Discussing the major works produced in 1956-57 Giulio Carlo Argan writes: "The dilemma of the classical and anticlassical, of form and distortion, is applied to the problem of space. Monumentality becomes gigantism, an almost grotesque exaggeration: if the woman was to stand, her head would touch the clouds... Space flows over the figure like a stream over its bed" (G. C. Argan, op.cit.). The style and scale of Mother and Child with Apple's conception relates directly to the magnitude of the subject matter. The essential importance of maternity within the history of art has been monumentalised by Moore's sculptural exploration. As Gail Gelburd commented: "The theme of mother and child, then, not only refers to the maternal relationships but is about fertility, maternity and growth - universal ideas... The mother and child motif goes beyond the image to a primal motif based on the theme of life and birth, for Moore it means creativity. The art is reminiscent of some of the earliest primitive images due to its conceptual base. Moore's work is an attempt to get at the essential nature and to shape it from within...He breathes life and vitality into the inanimate object. The mother and child sculptures are not only a symbol of maternity but of creativity itself" (G. Gelburd in Mother and Child: The Art of Henry Moore [exhibition catalogue], Hofstra Museum, Hofstra University, New York, 1987, p. 27).

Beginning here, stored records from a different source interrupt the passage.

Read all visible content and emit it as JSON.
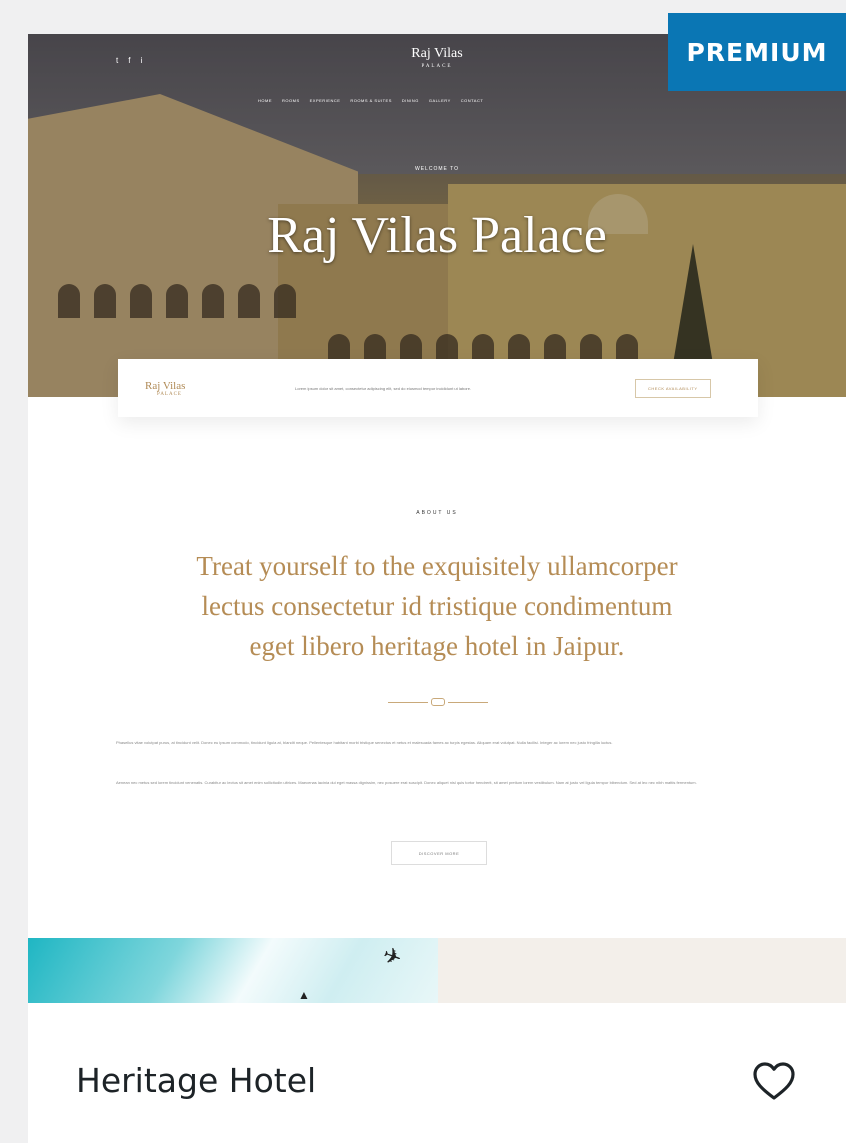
{
  "badge": {
    "label": "PREMIUM"
  },
  "preview": {
    "social_icons": [
      "twitter-icon",
      "facebook-icon",
      "instagram-icon"
    ],
    "social_glyphs": [
      "t",
      "f",
      "i"
    ],
    "brand": {
      "name": "Raj Vilas",
      "sub": "PALACE"
    },
    "nav": [
      "HOME",
      "ROOMS",
      "EXPERIENCE",
      "ROOMS & SUITES",
      "DINING",
      "GALLERY",
      "CONTACT"
    ],
    "welcome": "WELCOME TO",
    "hero_title": "Raj Vilas Palace",
    "bar": {
      "logo": "Raj Vilas",
      "logo_sub": "PALACE",
      "text": "Lorem ipsum dolor sit amet, consectetur adipiscing elit, sed do eiusmod tempor incididunt ut labore.",
      "button": "CHECK AVAILABILITY"
    },
    "about_kicker": "ABOUT US",
    "about_heading_lines": [
      "Treat yourself to the exquisitely ullamcorper",
      "lectus consectetur id tristique condimentum",
      "eget libero heritage hotel in Jaipur."
    ],
    "paragraph_1": "Phasellus vitae volutpat purus, at tincidunt velit. Donec eu ipsum commodo, tincidunt ligula at, blandit neque. Pellentesque habitant morbi tristique senectus et netus et malesuada fames ac turpis egestas. Aliquam erat volutpat. Nulla facilisi. Integer ac lorem nec justo fringilla luctus.",
    "paragraph_2": "Aenean nec metus sed lorem tincidunt venenatis. Curabitur ac lectus sit amet enim sollicitudin ultrices. Maecenas lacinia dui eget massa dignissim, nec posuere erat suscipit. Donec aliquet nisl quis tortor hendrerit, sit amet pretium lorem vestibulum. Nam at justo vel ligula tempor bibendum. Sed at leo nec nibh mattis fermentum.",
    "more_button": "DISCOVER MORE"
  },
  "theme": {
    "name": "Heritage Hotel",
    "favorite_icon": "heart-icon"
  },
  "colors": {
    "badge": "#0a76b4",
    "gold": "#b58c55",
    "page_bg": "#f0f0f1"
  }
}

According to the Henry Moore Foundation, who have record of this bronze in their archives, the present sculpture was conceived in 1956 and cast during the artist's lifetime in an edition of ten plus one artist's proof. The Study Gallery in Poole, England, and the Israel Museum in Jerusalem both have casts of the Mother and Child with Apple in their collections.